In an April 17 post, we called out Guardian contributor Glenn Greenwald on his rank hypocrisy in condemning the ‘rush to judgment’ in the aftermath of the April 15 Boston Marathon terrorist attack that killed 3 and injured over 180.
In Greenwald’s CiF commentary, ‘The Boston bombing produces familiar and revealing reactions’, April 16, he ‘named and shamed’ those whose eagerness “to conclude that the attackers were Muslim was palpable and unseemly, even without any real evidence”, which, we noted, was remarkably audacious in light of his own rush to judgement in the aftermath of the attack on the US consulate in Libya last September.
Greenwald, we noted, immediately (a day after the Sept. 11, 2012 assault) parroted false reports that the attack which left Ambassador Chris Stevens and three other Americans dead was caused by a film produced by an “Israeli Jew” and funded by “100 Jewish donors” – charges Greenwald was later forced to revise when it was demonstrated that the filmmaker was an Egyptian Christian, and that the film had no role whatsoever in the pre-meditated Islamist terror attack.
However, in addition to the hypocrisy of Greenwald’s sanctimony over the ‘rush to judgement’ in the Boston terror attacks, we recently observed another one of the Guardian commentator’s signature habits of using hyperlinks which don’t in fact support the allegation being made.
Here’s the relevant passage in Greenwald’s April 17 CiF commentary:
The rush, one might say the eagerness, to conclude that the attackers were Muslim was palpable and unseemly, even without any real evidence. The New York Post quickly claimed that the prime suspect was a Saudi national (while also inaccurately reporting that 12 people had been confirmed dead). The Post’s insinuation of responsibility was also suggested on CNN by Former Bush Homeland Security Adviser Fran Townsend (“We know that there is one Saudi national who was wounded in the leg who is being spoken to”). Former Democratic Rep. Jane Harman went on CNN to grossly speculate that Muslim groups were behind the attack.

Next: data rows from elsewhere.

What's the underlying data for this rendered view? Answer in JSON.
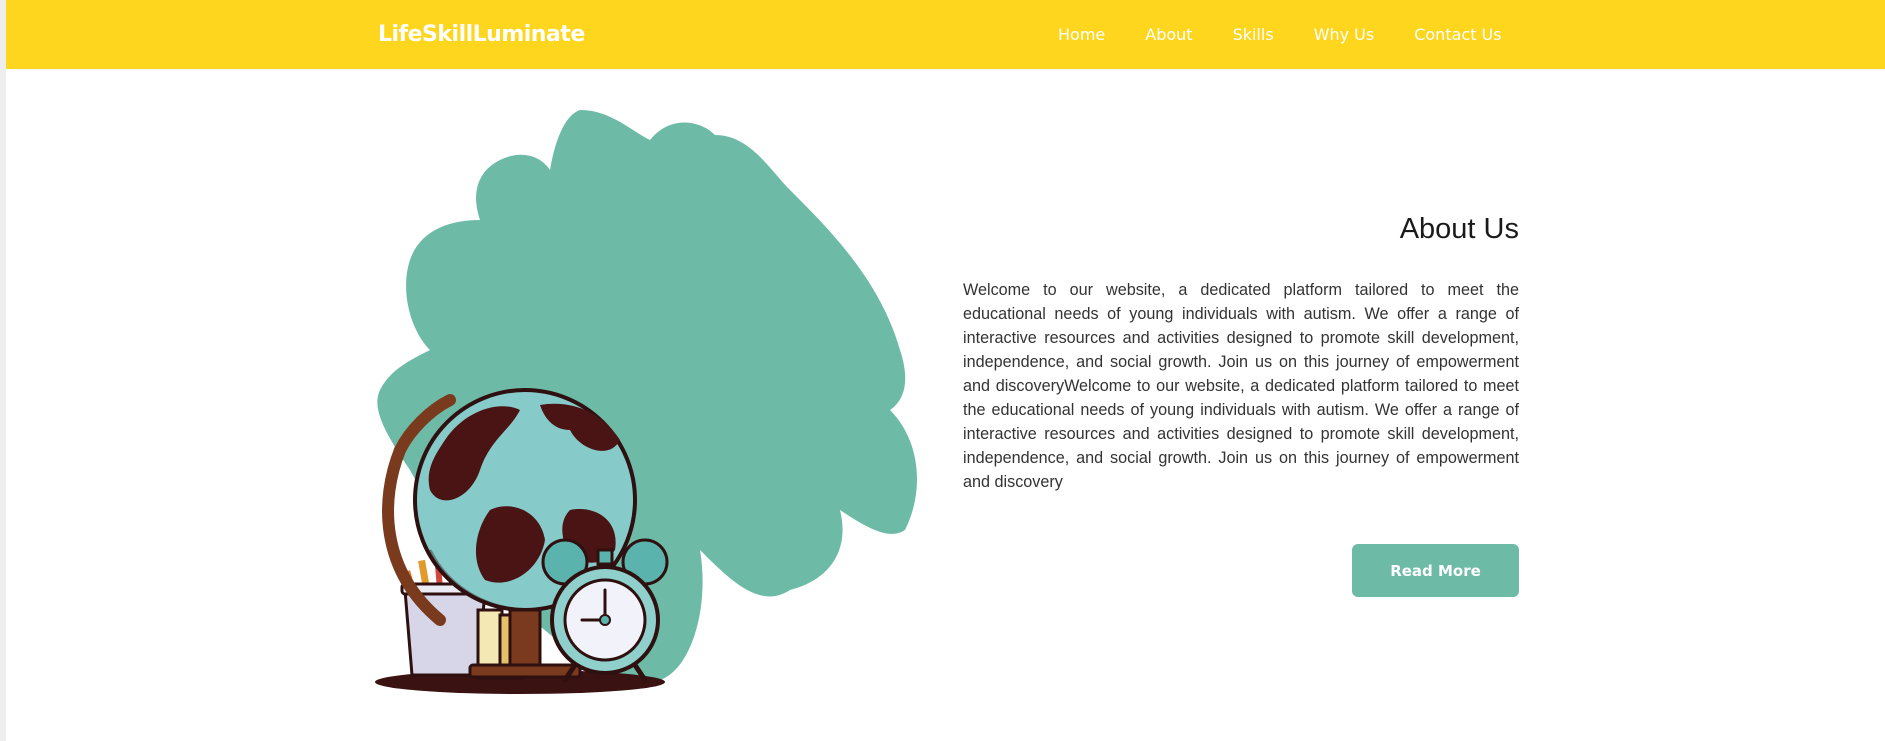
{
  "navbar": {
    "brand": "LifeSkillLuminate",
    "links": [
      "Home",
      "About",
      "Skills",
      "Why Us",
      "Contact Us"
    ]
  },
  "about": {
    "title": "About Us",
    "paragraph": "Welcome to our website, a dedicated platform tailored to meet the educational needs of young individuals with autism. We offer a range of interactive resources and activities designed to promote skill development, independence, and social growth. Join us on this journey of empowerment and discoveryWelcome to our website, a dedicated platform tailored to meet the educational needs of young individuals with autism. We offer a range of interactive resources and activities designed to promote skill development, independence, and social growth. Join us on this journey of empowerment and discovery",
    "button": "Read More"
  },
  "illustration": {
    "icons": [
      "blob-shape",
      "globe-icon",
      "alarm-clock-icon",
      "pencil-cup-icon",
      "books-icon"
    ]
  },
  "colors": {
    "navbar": "#fed61e",
    "accent": "#6dbba6",
    "blob": "#6dbba6"
  }
}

So, did former Democratic Rep. Jane Harman “grossly speculate” that “Muslim groups” were behind the attack?
Well, the link goes to a site called ‘The Examiner’ which claims the following:

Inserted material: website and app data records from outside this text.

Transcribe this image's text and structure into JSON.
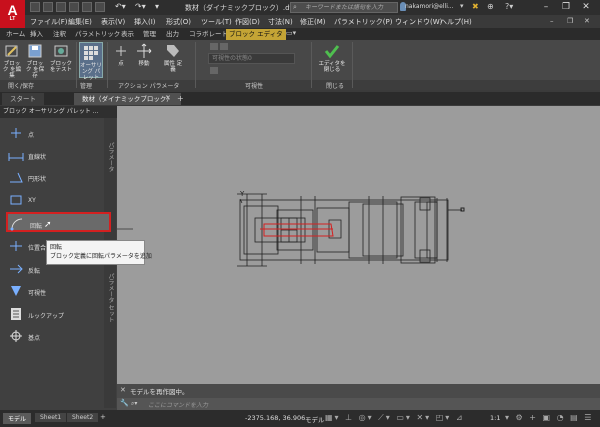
{
  "app": {
    "logo": "A",
    "logo_sub": "LT",
    "title": "数材（ダイナミックブロック）.dwg"
  },
  "search": {
    "placeholder": "キーワードまたは語句を入力"
  },
  "user": {
    "name": "nakamori@elli..."
  },
  "menubar": [
    "ファイル(F)",
    "編集(E)",
    "表示(V)",
    "挿入(I)",
    "形式(O)",
    "ツール(T)",
    "作図(D)",
    "寸法(N)",
    "修正(M)",
    "パラメトリック(P)",
    "ウィンドウ(W)",
    "ヘルプ(H)"
  ],
  "ribbon_tabs": [
    "ホーム",
    "挿入",
    "注釈",
    "パラメトリック",
    "表示",
    "管理",
    "出力",
    "コラボレート",
    "ブロック エディタ"
  ],
  "ribbon": {
    "open_save_buttons": [
      "ブロック を編集",
      "ブロック を保存",
      "ブロック をテスト"
    ],
    "palette_button": "オーサリング パレット",
    "point_button": "点",
    "move_button": "移動",
    "attr_button": "属性 定義",
    "visibility_placeholder": "可視性の状態0",
    "close_button": "エディタを閉じる",
    "panels": [
      "開く/保存",
      "管理",
      "アクション パラメータ",
      "可視性",
      "閉じる"
    ]
  },
  "doc_tabs": [
    "スタート",
    "数材（ダイナミックブロック）"
  ],
  "palette": {
    "title": "ブロック オーサリング パレット ...",
    "items": [
      "点",
      "直線状",
      "円形状",
      "XY",
      "回転",
      "位置合",
      "反転",
      "可視性",
      "ルックアップ",
      "基点"
    ],
    "side_tabs": [
      "パラメータ",
      "パラメータ セット"
    ]
  },
  "tooltip": {
    "title": "回転",
    "desc": "ブロック定義に回転パラメータを追加"
  },
  "command": {
    "history": "モデルを再作図中。",
    "placeholder": "ここにコマンドを入力"
  },
  "status": {
    "tabs": [
      "モデル",
      "Sheet1",
      "Sheet2"
    ],
    "coords": "-2375.168, 36.906",
    "mode": "モデル",
    "scale": "1:1"
  },
  "colors": {
    "accent": "#c4a435",
    "highlight": "#d42020"
  }
}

Former congresswoman Jane Harman, currently the President of the Woodrow Wilson International Center for Scholars told CNN News on April 15 that there is a very real possibility that the Boston Marathon bombings could be Al-Qaeda related. The bombs used in the attack are very similar to bombs used by Al-Qaeda in terrorist attacks across the world.
So, clearly, the first link demonstrates that Harman, former Chair of the US House Intelligence Committee, didn’t blame “Muslim groups”, but merely speculated on the possibility that one fanatical Islamist group which very few Muslims actually support may be responsible. Further, the second link Greenwald used goes to a Twitter page with a series of Tweets in which others commented on Harman’s interview on CNN.
Whilst many of the Tweets similarly noted Harman ‘s naming al-Qaeda as a ‘possible’ suspect, one Tweet in particular on the page, which Greenwald decided to ignore, quotes Harman during the CNN interview speaking more broadly about the victims of such Islamist attacks around the world:
A lot the victims, if it turns out to be anything related to Al Qaeda, a lot of the victims of these attacks are Muslims.
Further, while information is still coming in about the two suspects - Tamerlan Tsarnaev, who died after a shootout with police , and his brother Dzhokhar Tsarnaev who was taken into police custody on Friday – it does seem clear that they are both indeed radical Chechen Muslims who were inspired by Islamist propaganda which promoted jihadist attacks on innocent civilians.
So, to recap:
Jane Harman’s suspicion that the Boston terror attack may have been perpetrated by followers of radical Islam appears to have been accurate.
Contrary to Greenwald’s claims, Jane Harman did not blame “Muslim groups” for the incident in Boston, but in fact cautioned that, if the attacks were inspired by al-Qaeda or groups sympathetic to its ideology, it was important to understand that innocent Muslims are often the victims of deadly terrorist attacks by such Islamist terror movements.
Finally, Greenwald has a history of using meaningless hyperbole and hyperlinks which don’t support his wild allegations, and his latest baseless smear of the former congresswoman should come as no surprise to those who already understand the dishonest lengths Greenwald often goes to buttress his pre-established extreme left narratives.
- Benghazi to Boston: Glenn Greenwald’s hypocrisy in condemning ‘rush to judgement’ over marathon attack (cifwatch.com)
- Glenn Greenwald tosses a throwaway line about the injurious effects of Judaism (cifwatch.com)
- Glenn Greenwald airbrushes the bigotry and extremism Noam Chomsky (cifwatch.com)
- Glenn Greenwald’s dishonesty on the rights of women and gays in the Mid-East (cifwatch.com)